Work request
Find every line in the records that holds the string "bankomacie". Copy each one.

== Data listing ==

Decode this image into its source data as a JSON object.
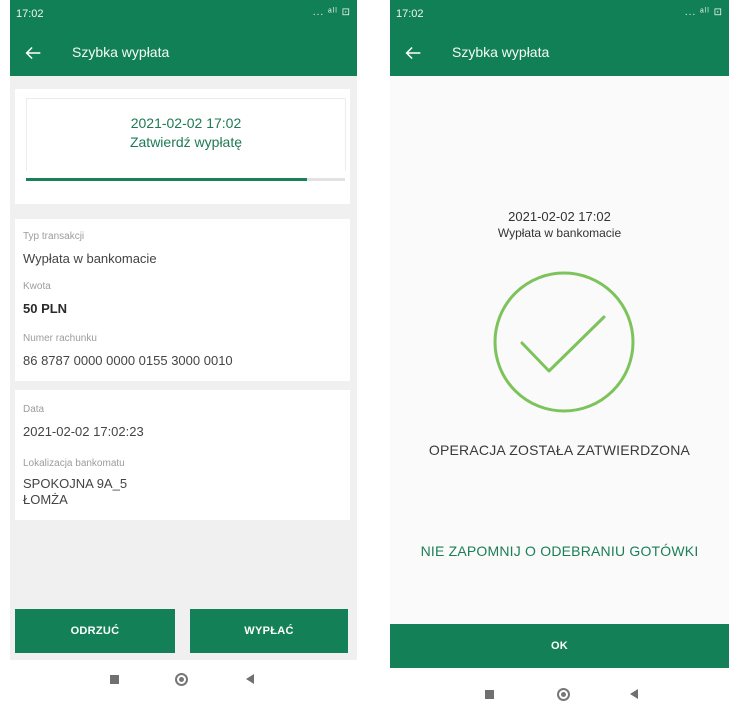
{
  "left": {
    "status": {
      "time": "17:02",
      "icons": "... ᵃˡˡ ⊡"
    },
    "appbar": {
      "title": "Szybka wypłata"
    },
    "progress": {
      "date": "2021-02-02 17:02",
      "label": "Zatwierdź wypłatę",
      "fraction": 0.88
    },
    "details1": {
      "type_label": "Typ transakcji",
      "type_value": "Wypłata w bankomacie",
      "amount_label": "Kwota",
      "amount_value": "50 PLN",
      "account_label": "Numer rachunku",
      "account_value": "86 8787 0000 0000 0155 3000 0010"
    },
    "details2": {
      "date_label": "Data",
      "date_value": "2021-02-02 17:02:23",
      "location_label": "Lokalizacja bankomatu",
      "location_line1": "SPOKOJNA 9A_5",
      "location_line2": "ŁOMŻA"
    },
    "buttons": {
      "reject": "ODRZUĆ",
      "withdraw": "WYPŁAĆ"
    }
  },
  "right": {
    "status": {
      "time": "17:02",
      "icons": "... ᵃˡˡ ⊡"
    },
    "appbar": {
      "title": "Szybka wypłata"
    },
    "date": "2021-02-02 17:02",
    "subtitle": "Wypłata w bankomacie",
    "status_text": "OPERACJA ZOSTAŁA ZATWIERDZONA",
    "reminder": "NIE ZAPOMNIJ O ODEBRANIU GOTÓWKI",
    "ok_label": "OK"
  },
  "colors": {
    "primary": "#128057",
    "check": "#7dc35b",
    "accent_text": "#1b7e58"
  },
  "icons": [
    "back-arrow-icon",
    "check-circle-icon",
    "nav-recent-icon",
    "nav-home-icon",
    "nav-back-icon"
  ]
}
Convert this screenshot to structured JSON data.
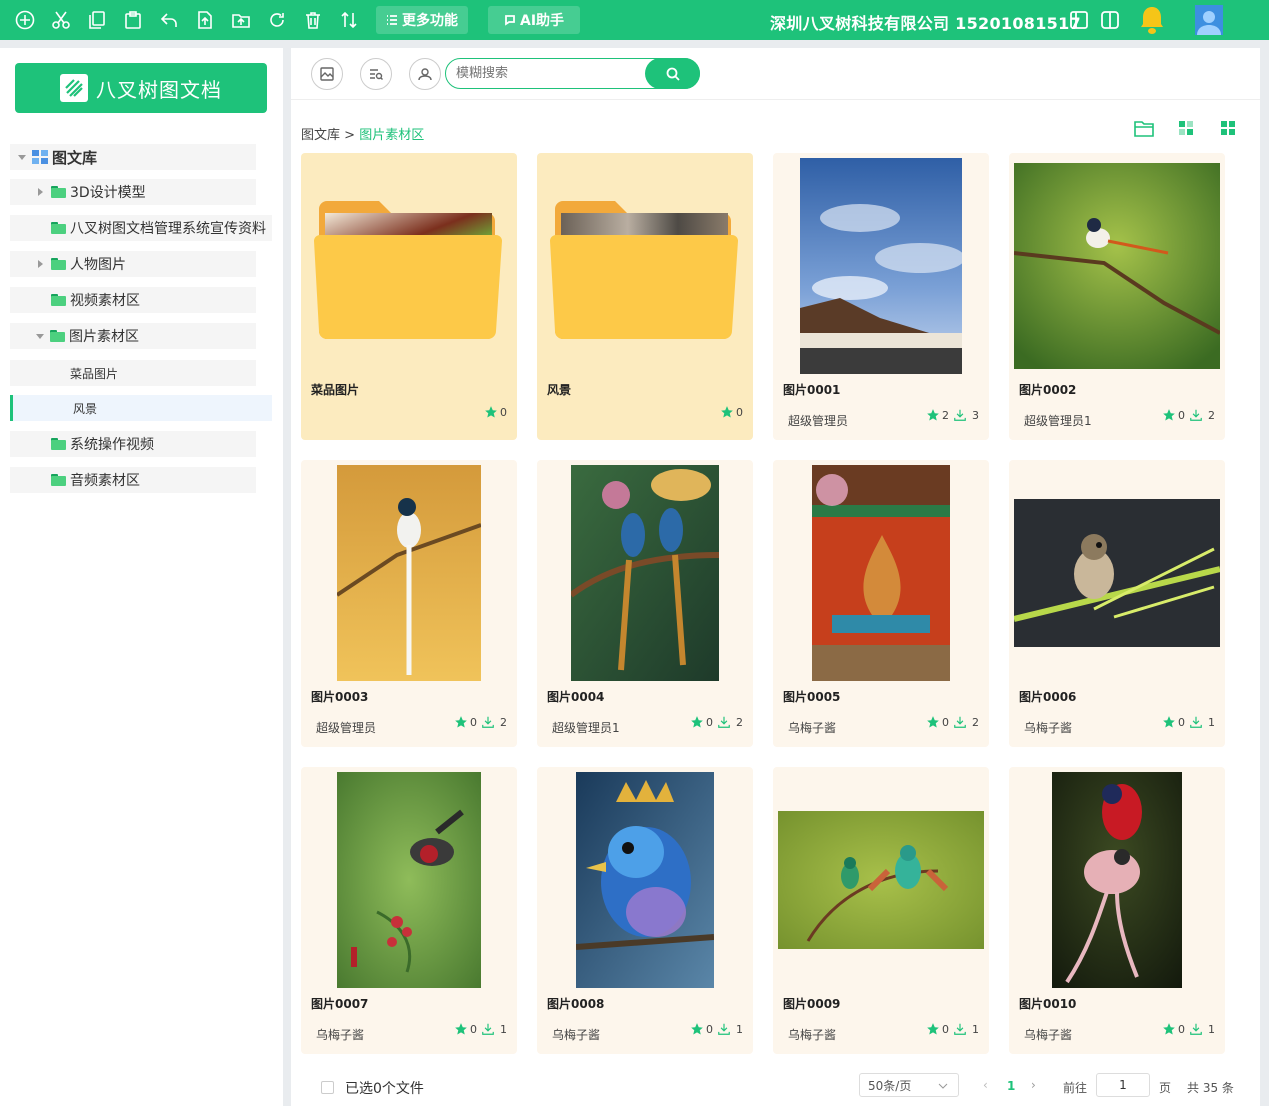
{
  "toolbar": {
    "icons": [
      "plus-icon",
      "cut-icon",
      "copy-icon",
      "paste-icon",
      "undo-icon",
      "upload-file-icon",
      "upload-folder-icon",
      "refresh-icon",
      "delete-icon",
      "sort-icon"
    ],
    "more_label": "更多功能",
    "ai_label": "AI助手",
    "company": "深圳八叉树科技有限公司 15201081517"
  },
  "sidebar": {
    "brand": "八叉树图文档",
    "root": "图文库",
    "items": [
      {
        "label": "3D设计模型"
      },
      {
        "label": "八叉树图文档管理系统宣传资料"
      },
      {
        "label": "人物图片"
      },
      {
        "label": "视频素材区"
      },
      {
        "label": "图片素材区"
      },
      {
        "label": "菜品图片"
      },
      {
        "label": "风景"
      },
      {
        "label": "系统操作视频"
      },
      {
        "label": "音频素材区"
      }
    ]
  },
  "search": {
    "placeholder": "模糊搜索"
  },
  "breadcrumb": {
    "root": "图文库",
    "sep": " > ",
    "current": "图片素材区"
  },
  "cards": [
    {
      "title": "菜品图片",
      "owner": "",
      "stars": "0",
      "downloads": ""
    },
    {
      "title": "风景",
      "owner": "",
      "stars": "0",
      "downloads": ""
    },
    {
      "title": "图片0001",
      "owner": "超级管理员",
      "stars": "2",
      "downloads": "3"
    },
    {
      "title": "图片0002",
      "owner": "超级管理员1",
      "stars": "0",
      "downloads": "2"
    },
    {
      "title": "图片0003",
      "owner": "超级管理员",
      "stars": "0",
      "downloads": "2"
    },
    {
      "title": "图片0004",
      "owner": "超级管理员1",
      "stars": "0",
      "downloads": "2"
    },
    {
      "title": "图片0005",
      "owner": "乌梅子酱",
      "stars": "0",
      "downloads": "2"
    },
    {
      "title": "图片0006",
      "owner": "乌梅子酱",
      "stars": "0",
      "downloads": "1"
    },
    {
      "title": "图片0007",
      "owner": "乌梅子酱",
      "stars": "0",
      "downloads": "1"
    },
    {
      "title": "图片0008",
      "owner": "乌梅子酱",
      "stars": "0",
      "downloads": "1"
    },
    {
      "title": "图片0009",
      "owner": "乌梅子酱",
      "stars": "0",
      "downloads": "1"
    },
    {
      "title": "图片0010",
      "owner": "乌梅子酱",
      "stars": "0",
      "downloads": "1"
    }
  ],
  "footer": {
    "selected": "已选0个文件",
    "page_size": "50条/页",
    "current_page": "1",
    "goto_label": "前往",
    "goto_value": "1",
    "page_unit": "页",
    "total": "共 35 条"
  },
  "colors": {
    "accent": "#1ec27a",
    "folder_bg": "#fcebbf",
    "card_bg": "#fdf6ec"
  }
}
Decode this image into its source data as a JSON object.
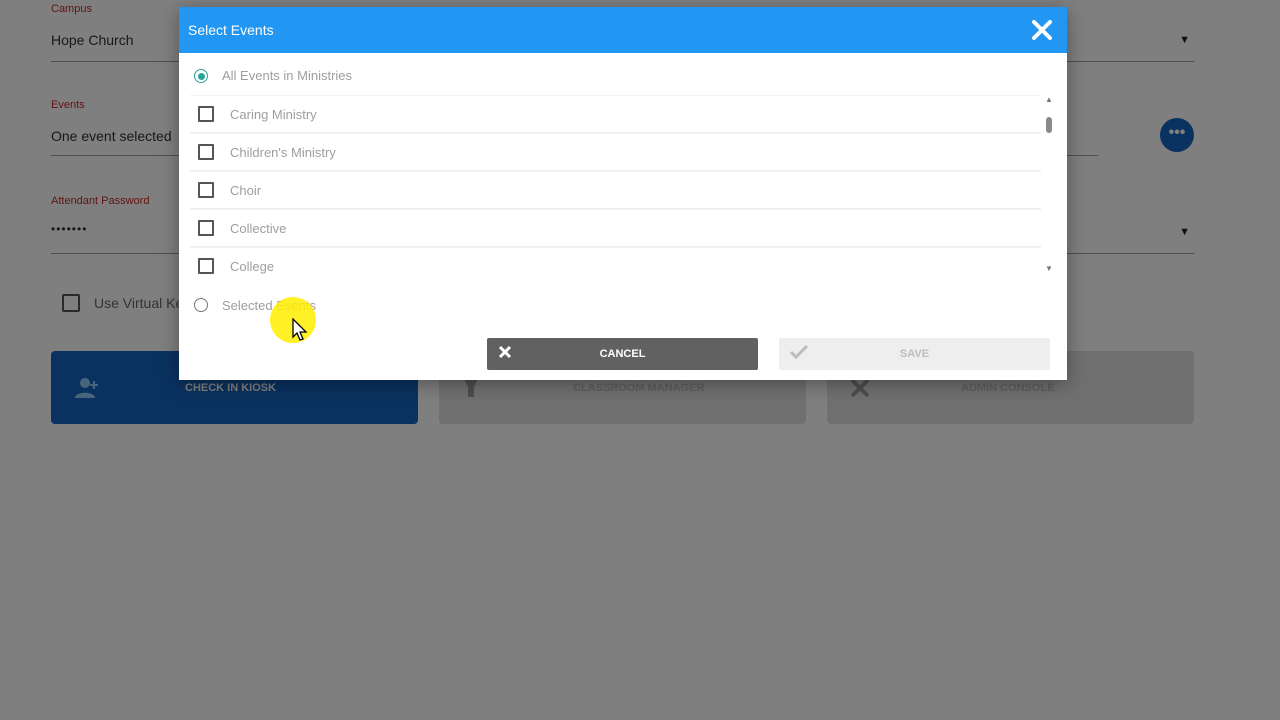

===

Written response
      "type_value": "Wypłata w bankomacie",
    "subtitle": "Wypłata w bankomacie",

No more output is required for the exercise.